If you've made the switch to organic skincare or plant-based products and you haven't revisited your old friend witch hazel yet, it might be time to. It's one of those ingredients that stands the test of time. Witch hazel had a resurgence of popularity in recent years and I'm not mad about it. But if the '90s were the last time you used witch hazel toner, you might need a little refresher on exactly what it does and how to use it. Below Ava Shamban, M.D., dermatologist and founder of AVA MD and Skin Five Clinics, reminds us of all the reasons why witch hazel always has a place in our products.
What is witch hazel made of?
As Dr. Shamban explains it, witch hazel is derived from a plant or shrub called hamamelis virginiana, and when the extract is mixed with purified water and other ingredients, like aloe or rosewater, it can be a hydrating natural toner for the skin. On its own, witch hazel can soothe itchy skin and inflammation and calm minor acne and other skin irritations. According to Dr. Shamban, when the tannins (a class of astringent molecules) in the witch hazel are applied directly to the skin, they can reduce some kinds of inflammation and swelling as well as fight bacteria.
Is toner good for skin?
Dr. Shamban says toners are great for removing makeup, excess traces of oil, sweat, debris, and some environmental elements from the skin surface—and they do so v. gently. The reason you might have heard otherwise is that there's a lot of overlap between toners and alcohol-based astringents, which are known to be drying. Not everyone needs to use an astringent—nor should they! Dr. Shamban explains that while toners are intended for most skin types, astringents are created specifically to remove excess oils from the skin and are usually better saved for someone who has an oily form of acne. Or, someone who is regularly exposed to pollution, since they're more effective at removing sticky substances on the skin. And would you look at that?! Perfect segue into the next question…
Does witch hazel have alcohol?
Witch hazel can be found in both alcohol-free and alcohol-based products. In general, Dr. Shamban says astringents or alcohol-based formulas are okay for those with acne IF (and only if!) they don't cause any irritation.
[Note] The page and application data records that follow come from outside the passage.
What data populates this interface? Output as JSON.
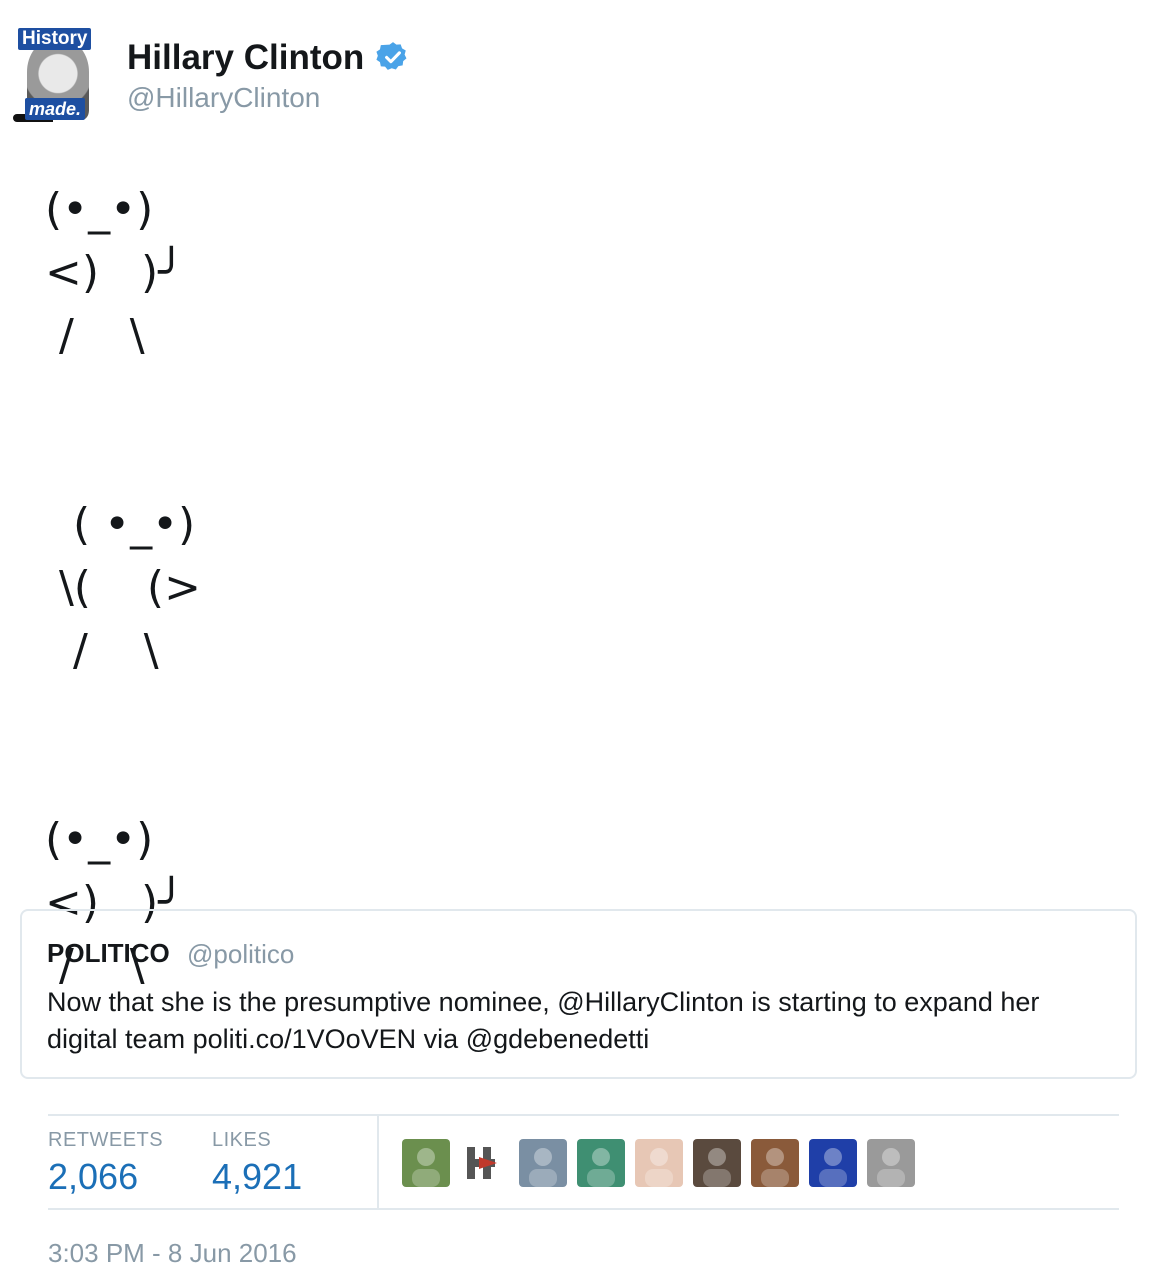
{
  "header": {
    "avatar_text_top": "History",
    "avatar_text_bottom": "made.",
    "name": "Hillary Clinton",
    "handle": "@HillaryClinton",
    "verified_icon": "verified-badge-icon"
  },
  "tweet": {
    "ascii_art": "(•_•)\n<)   )╯\n /    \\\n\n\n  ( •_•)\n \\(    (>\n  /    \\\n\n\n(•_•)\n<)   )╯\n /    \\"
  },
  "quoted_tweet": {
    "name": "POLITICO",
    "handle": "@politico",
    "text": "Now that she is the presumptive nominee, @HillaryClinton is starting to expand her digital team politi.co/1VOoVEN via @gdebenedetti"
  },
  "stats": {
    "retweets_label": "RETWEETS",
    "retweets_value": "2,066",
    "likes_label": "LIKES",
    "likes_value": "4,921"
  },
  "likers": [
    {
      "name": "liker-avatar-1",
      "color": "#6b8f4e"
    },
    {
      "name": "liker-avatar-2",
      "color": "#ffffff"
    },
    {
      "name": "liker-avatar-3",
      "color": "#7a8fa3"
    },
    {
      "name": "liker-avatar-4",
      "color": "#3f8f72"
    },
    {
      "name": "liker-avatar-5",
      "color": "#e7c7b5"
    },
    {
      "name": "liker-avatar-6",
      "color": "#5a4a3e"
    },
    {
      "name": "liker-avatar-7",
      "color": "#8a5a3a"
    },
    {
      "name": "liker-avatar-8",
      "color": "#1f3fa8"
    },
    {
      "name": "liker-avatar-9",
      "color": "#9a9a9a"
    }
  ],
  "timestamp": "3:03 PM - 8 Jun 2016"
}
What is the best witch hazel for your face?
When choosing a witch hazel product for your skin type, pay close attention to the other ingredients in the formula. An alcohol-based formula isn't the only option for acne-prone skin; Dr. Shamban also suggests looking for a witch hazel toner containing AHAs or salicylic acid to help exfoliate. If you want more soothing effects from your witch hazel toner, she suggests looking for one that's blended into an aloe gel.
How often should you use witch hazel toner?
In general, Dr. Shamban says you can use your witch hazel toner anywhere from twice a week to every day, depending on how your skin responds. But when it comes to an alcohol-based astringent, don't overdo it. Not only can they disrupt the pH, but if you dry out your skin too much, it can lead to an overproduction of oil to compensate, which, of course, totally defeats the purpose.
This article originally appeared on Cosmopolitan.com. Minor edits have been made by the Cosmo.ph editors.